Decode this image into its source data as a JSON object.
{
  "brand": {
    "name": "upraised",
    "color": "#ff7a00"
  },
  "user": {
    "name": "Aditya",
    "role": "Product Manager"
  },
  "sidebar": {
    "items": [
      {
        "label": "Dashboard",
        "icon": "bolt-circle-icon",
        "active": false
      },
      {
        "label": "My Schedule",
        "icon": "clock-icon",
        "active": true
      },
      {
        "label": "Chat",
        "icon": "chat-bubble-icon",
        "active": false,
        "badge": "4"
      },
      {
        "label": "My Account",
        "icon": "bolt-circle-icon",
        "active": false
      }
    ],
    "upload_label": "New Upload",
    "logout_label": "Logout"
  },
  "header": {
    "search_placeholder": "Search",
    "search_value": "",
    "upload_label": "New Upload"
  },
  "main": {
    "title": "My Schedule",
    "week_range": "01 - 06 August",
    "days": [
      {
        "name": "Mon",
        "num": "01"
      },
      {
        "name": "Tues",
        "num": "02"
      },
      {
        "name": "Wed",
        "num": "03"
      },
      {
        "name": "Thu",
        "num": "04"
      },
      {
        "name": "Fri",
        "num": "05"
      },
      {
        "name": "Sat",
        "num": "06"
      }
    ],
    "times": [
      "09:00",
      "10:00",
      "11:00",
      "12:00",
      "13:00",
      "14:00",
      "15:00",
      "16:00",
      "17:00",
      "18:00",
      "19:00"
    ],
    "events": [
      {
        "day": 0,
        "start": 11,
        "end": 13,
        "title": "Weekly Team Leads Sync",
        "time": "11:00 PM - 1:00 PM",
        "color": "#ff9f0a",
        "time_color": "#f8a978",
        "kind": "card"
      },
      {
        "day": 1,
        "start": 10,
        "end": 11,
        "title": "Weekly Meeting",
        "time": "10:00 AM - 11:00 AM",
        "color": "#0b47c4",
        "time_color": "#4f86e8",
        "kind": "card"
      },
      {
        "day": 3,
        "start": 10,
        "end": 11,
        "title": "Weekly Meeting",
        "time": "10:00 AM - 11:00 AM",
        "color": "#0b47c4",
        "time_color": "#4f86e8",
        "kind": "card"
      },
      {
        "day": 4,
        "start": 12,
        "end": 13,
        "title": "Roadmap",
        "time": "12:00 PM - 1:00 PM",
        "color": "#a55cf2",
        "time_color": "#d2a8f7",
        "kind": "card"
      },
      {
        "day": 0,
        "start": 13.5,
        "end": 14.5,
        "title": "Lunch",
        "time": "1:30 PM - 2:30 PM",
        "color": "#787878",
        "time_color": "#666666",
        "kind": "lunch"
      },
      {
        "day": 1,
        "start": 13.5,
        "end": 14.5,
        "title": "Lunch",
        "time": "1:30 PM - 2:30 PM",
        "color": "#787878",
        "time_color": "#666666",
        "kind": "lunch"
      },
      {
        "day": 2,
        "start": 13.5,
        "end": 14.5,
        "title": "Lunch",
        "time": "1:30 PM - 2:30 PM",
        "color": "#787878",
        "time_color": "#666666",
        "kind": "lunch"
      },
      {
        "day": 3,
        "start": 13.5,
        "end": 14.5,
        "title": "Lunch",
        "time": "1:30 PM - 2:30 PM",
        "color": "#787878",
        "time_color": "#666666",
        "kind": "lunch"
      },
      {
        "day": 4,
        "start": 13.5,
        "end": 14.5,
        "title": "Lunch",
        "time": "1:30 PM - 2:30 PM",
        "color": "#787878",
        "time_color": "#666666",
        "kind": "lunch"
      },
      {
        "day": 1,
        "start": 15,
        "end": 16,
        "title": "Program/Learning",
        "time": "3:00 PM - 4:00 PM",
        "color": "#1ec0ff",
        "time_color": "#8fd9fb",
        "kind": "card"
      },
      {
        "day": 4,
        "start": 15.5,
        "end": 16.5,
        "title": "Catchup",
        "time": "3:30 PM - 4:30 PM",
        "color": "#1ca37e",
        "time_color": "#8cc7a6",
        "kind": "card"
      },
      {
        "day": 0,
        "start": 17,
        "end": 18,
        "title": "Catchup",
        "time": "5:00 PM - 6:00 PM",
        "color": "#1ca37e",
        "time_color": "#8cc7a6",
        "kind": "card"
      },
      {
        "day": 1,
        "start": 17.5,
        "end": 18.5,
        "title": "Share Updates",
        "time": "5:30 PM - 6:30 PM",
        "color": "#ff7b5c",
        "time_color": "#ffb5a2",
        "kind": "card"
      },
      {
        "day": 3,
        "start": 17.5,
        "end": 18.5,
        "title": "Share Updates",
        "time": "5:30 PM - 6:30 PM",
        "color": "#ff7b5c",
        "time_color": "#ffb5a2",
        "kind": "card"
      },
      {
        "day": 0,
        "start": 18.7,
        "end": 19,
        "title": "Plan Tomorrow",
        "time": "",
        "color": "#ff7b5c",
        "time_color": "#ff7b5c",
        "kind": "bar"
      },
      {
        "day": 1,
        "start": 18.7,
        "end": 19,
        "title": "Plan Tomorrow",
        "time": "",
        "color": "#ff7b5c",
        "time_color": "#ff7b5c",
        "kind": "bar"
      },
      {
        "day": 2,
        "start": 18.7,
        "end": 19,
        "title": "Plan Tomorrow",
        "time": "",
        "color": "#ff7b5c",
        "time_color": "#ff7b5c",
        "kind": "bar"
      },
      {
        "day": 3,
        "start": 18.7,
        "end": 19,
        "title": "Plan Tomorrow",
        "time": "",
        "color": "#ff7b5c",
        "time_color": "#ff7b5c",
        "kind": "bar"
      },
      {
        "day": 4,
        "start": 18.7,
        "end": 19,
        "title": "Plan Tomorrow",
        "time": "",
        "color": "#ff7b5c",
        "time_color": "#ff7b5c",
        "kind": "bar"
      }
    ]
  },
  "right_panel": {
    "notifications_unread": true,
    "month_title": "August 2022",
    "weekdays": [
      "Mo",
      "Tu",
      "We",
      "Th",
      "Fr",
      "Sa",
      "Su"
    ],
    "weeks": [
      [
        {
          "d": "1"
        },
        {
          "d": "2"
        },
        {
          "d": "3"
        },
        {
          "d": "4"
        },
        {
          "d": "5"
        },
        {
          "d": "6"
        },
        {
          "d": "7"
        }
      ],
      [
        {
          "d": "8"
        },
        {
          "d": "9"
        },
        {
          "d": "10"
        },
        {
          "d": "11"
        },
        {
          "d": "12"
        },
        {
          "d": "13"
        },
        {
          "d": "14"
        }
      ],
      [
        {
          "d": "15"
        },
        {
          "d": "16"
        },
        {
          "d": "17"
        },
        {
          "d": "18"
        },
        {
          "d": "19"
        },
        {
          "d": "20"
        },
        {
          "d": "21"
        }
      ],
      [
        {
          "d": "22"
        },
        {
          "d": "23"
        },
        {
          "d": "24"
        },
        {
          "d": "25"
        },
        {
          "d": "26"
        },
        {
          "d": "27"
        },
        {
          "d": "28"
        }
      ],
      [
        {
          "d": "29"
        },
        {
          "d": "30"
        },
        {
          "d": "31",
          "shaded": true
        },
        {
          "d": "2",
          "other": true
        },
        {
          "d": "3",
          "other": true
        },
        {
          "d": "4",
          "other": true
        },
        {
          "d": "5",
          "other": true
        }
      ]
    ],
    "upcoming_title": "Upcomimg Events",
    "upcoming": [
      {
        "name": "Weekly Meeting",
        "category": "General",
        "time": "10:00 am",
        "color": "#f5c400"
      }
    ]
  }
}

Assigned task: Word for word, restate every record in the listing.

Response box:
Decode this image into its source data as a JSON object.
{
  "brand": {
    "name": "upraised",
    "color": "#ff7a00"
  },
  "user": {
    "name": "Aditya",
    "role": "Product Manager"
  },
  "sidebar": {
    "items": [
      {
        "label": "Dashboard",
        "icon": "bolt-circle-icon",
        "active": false
      },
      {
        "label": "My Schedule",
        "icon": "clock-icon",
        "active": true
      },
      {
        "label": "Chat",
        "icon": "chat-bubble-icon",
        "active": false,
        "badge": "4"
      },
      {
        "label": "My Account",
        "icon": "bolt-circle-icon",
        "active": false
      }
    ],
    "upload_label": "New Upload",
    "logout_label": "Logout"
  },
  "header": {
    "search_placeholder": "Search",
    "search_value": "",
    "upload_label": "New Upload"
  },
  "main": {
    "title": "My Schedule",
    "week_range": "01 - 06 August",
    "days": [
      {
        "name": "Mon",
        "num": "01"
      },
      {
        "name": "Tues",
        "num": "02"
      },
      {
        "name": "Wed",
        "num": "03"
      },
      {
        "name": "Thu",
        "num": "04"
      },
      {
        "name": "Fri",
        "num": "05"
      },
      {
        "name": "Sat",
        "num": "06"
      }
    ],
    "times": [
      "09:00",
      "10:00",
      "11:00",
      "12:00",
      "13:00",
      "14:00",
      "15:00",
      "16:00",
      "17:00",
      "18:00",
      "19:00"
    ],
    "events": [
      {
        "day": 0,
        "start": 11,
        "end": 13,
        "title": "Weekly Team Leads Sync",
        "time": "11:00 PM - 1:00 PM",
        "color": "#ff9f0a",
        "time_color": "#f8a978",
        "kind": "card"
      },
      {
        "day": 1,
        "start": 10,
        "end": 11,
        "title": "Weekly Meeting",
        "time": "10:00 AM - 11:00 AM",
        "color": "#0b47c4",
        "time_color": "#4f86e8",
        "kind": "card"
      },
      {
        "day": 3,
        "start": 10,
        "end": 11,
        "title": "Weekly Meeting",
        "time": "10:00 AM - 11:00 AM",
        "color": "#0b47c4",
        "time_color": "#4f86e8",
        "kind": "card"
      },
      {
        "day": 4,
        "start": 12,
        "end": 13,
        "title": "Roadmap",
        "time": "12:00 PM - 1:00 PM",
        "color": "#a55cf2",
        "time_color": "#d2a8f7",
        "kind": "card"
      },
      {
        "day": 0,
        "start": 13.5,
        "end": 14.5,
        "title": "Lunch",
        "time": "1:30 PM - 2:30 PM",
        "color": "#787878",
        "time_color": "#666666",
        "kind": "lunch"
      },
      {
        "day": 1,
        "start": 13.5,
        "end": 14.5,
        "title": "Lunch",
        "time": "1:30 PM - 2:30 PM",
        "color": "#787878",
        "time_color": "#666666",
        "kind": "lunch"
      },
      {
        "day": 2,
        "start": 13.5,
        "end": 14.5,
        "title": "Lunch",
        "time": "1:30 PM - 2:30 PM",
        "color": "#787878",
        "time_color": "#666666",
        "kind": "lunch"
      },
      {
        "day": 3,
        "start": 13.5,
        "end": 14.5,
        "title": "Lunch",
        "time": "1:30 PM - 2:30 PM",
        "color": "#787878",
        "time_color": "#666666",
        "kind": "lunch"
      },
      {
        "day": 4,
        "start": 13.5,
        "end": 14.5,
        "title": "Lunch",
        "time": "1:30 PM - 2:30 PM",
        "color": "#787878",
        "time_color": "#666666",
        "kind": "lunch"
      },
      {
        "day": 1,
        "start": 15,
        "end": 16,
        "title": "Program/Learning",
        "time": "3:00 PM - 4:00 PM",
        "color": "#1ec0ff",
        "time_color": "#8fd9fb",
        "kind": "card"
      },
      {
        "day": 4,
        "start": 15.5,
        "end": 16.5,
        "title": "Catchup",
        "time": "3:30 PM - 4:30 PM",
        "color": "#1ca37e",
        "time_color": "#8cc7a6",
        "kind": "card"
      },
      {
        "day": 0,
        "start": 17,
        "end": 18,
        "title": "Catchup",
        "time": "5:00 PM - 6:00 PM",
        "color": "#1ca37e",
        "time_color": "#8cc7a6",
        "kind": "card"
      },
      {
        "day": 1,
        "start": 17.5,
        "end": 18.5,
        "title": "Share Updates",
        "time": "5:30 PM - 6:30 PM",
        "color": "#ff7b5c",
        "time_color": "#ffb5a2",
        "kind": "card"
      },
      {
        "day": 3,
        "start": 17.5,
        "end": 18.5,
        "title": "Share Updates",
        "time": "5:30 PM - 6:30 PM",
        "color": "#ff7b5c",
        "time_color": "#ffb5a2",
        "kind": "card"
      },
      {
        "day": 0,
        "start": 18.7,
        "end": 19,
        "title": "Plan Tomorrow",
        "time": "",
        "color": "#ff7b5c",
        "time_color": "#ff7b5c",
        "kind": "bar"
      },
      {
        "day": 1,
        "start": 18.7,
        "end": 19,
        "title": "Plan Tomorrow",
        "time": "",
        "color": "#ff7b5c",
        "time_color": "#ff7b5c",
        "kind": "bar"
      },
      {
        "day": 2,
        "start": 18.7,
        "end": 19,
        "title": "Plan Tomorrow",
        "time": "",
        "color": "#ff7b5c",
        "time_color": "#ff7b5c",
        "kind": "bar"
      },
      {
        "day": 3,
        "start": 18.7,
        "end": 19,
        "title": "Plan Tomorrow",
        "time": "",
        "color": "#ff7b5c",
        "time_color": "#ff7b5c",
        "kind": "bar"
      },
      {
        "day": 4,
        "start": 18.7,
        "end": 19,
        "title": "Plan Tomorrow",
        "time": "",
        "color": "#ff7b5c",
        "time_color": "#ff7b5c",
        "kind": "bar"
      }
    ]
  },
  "right_panel": {
    "notifications_unread": true,
    "month_title": "August 2022",
    "weekdays": [
      "Mo",
      "Tu",
      "We",
      "Th",
      "Fr",
      "Sa",
      "Su"
    ],
    "weeks": [
      [
        {
          "d": "1"
        },
        {
          "d": "2"
        },
        {
          "d": "3"
        },
        {
          "d": "4"
        },
        {
          "d": "5"
        },
        {
          "d": "6"
        },
        {
          "d": "7"
        }
      ],
      [
        {
          "d": "8"
        },
        {
          "d": "9"
        },
        {
          "d": "10"
        },
        {
          "d": "11"
        },
        {
          "d": "12"
        },
        {
          "d": "13"
        },
        {
          "d": "14"
        }
      ],
      [
        {
          "d": "15"
        },
        {
          "d": "16"
        },
        {
          "d": "17"
        },
        {
          "d": "18"
        },
        {
          "d": "19"
        },
        {
          "d": "20"
        },
        {
          "d": "21"
        }
      ],
      [
        {
          "d": "22"
        },
        {
          "d": "23"
        },
        {
          "d": "24"
        },
        {
          "d": "25"
        },
        {
          "d": "26"
        },
        {
          "d": "27"
        },
        {
          "d": "28"
        }
      ],
      [
        {
          "d": "29"
        },
        {
          "d": "30"
        },
        {
          "d": "31",
          "shaded": true
        },
        {
          "d": "2",
          "other": true
        },
        {
          "d": "3",
          "other": true
        },
        {
          "d": "4",
          "other": true
        },
        {
          "d": "5",
          "other": true
        }
      ]
    ],
    "upcoming_title": "Upcomimg Events",
    "upcoming": [
      {
        "name": "Weekly Meeting",
        "category": "General",
        "time": "10:00 am",
        "color": "#f5c400"
      }
    ]
  }
}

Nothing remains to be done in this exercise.